US blocks use of mapping technology in China

Monday, April 4, 2005

"They can dictate where we can and can't use it," a BHP spokeswoman said.

The United States has blocked the use of its advanced technology for mapping mineral deposits in China, according to Australian mining operation BHP Billiton (BHP).

"They can dictate where we can and can't use it," a BHP spokeswoman said.

The Australian first reported the decision last week, after Clinton Dines, the chief of BHP's Chinese operations, told analysts about the U.S. Navy's decision. BHP confirmed this story to The New York Times in Melbourne last Friday.

The U.S. maintains a list of munitions which are prohibited from being exported to China. Pentagon spokewoman Lt. Col. Tracy O'Grady-Walsh confirmed that the Falcon system was on the list of prohibited munitions and that it could not be exported for use in China without a waiver from the President. The ban has been in place since the Tiananmen Square incident in 1989.
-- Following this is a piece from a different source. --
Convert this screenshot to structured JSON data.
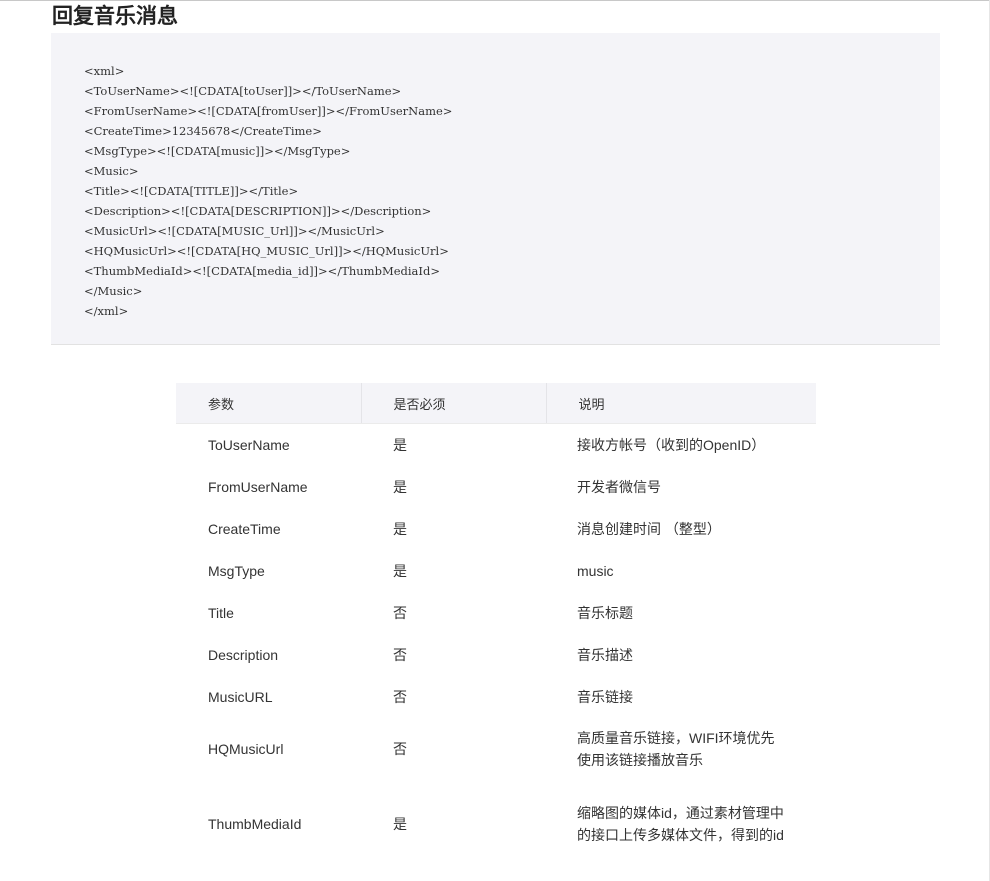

The Falcon system, used by BHP under a special license from the U.S. Navy, is based upon American nuclear-submarine technology. Technically described as an "airborne gravity gradiometer", the Falcon system has been adapted by BHP to explore for a broad range of minerals underground. BHP has used the system since 2000. At the time, a BHP executive described the system as "the holy grail of the exploration industry."

BHP earns 10 percent of its revenue from sales to China.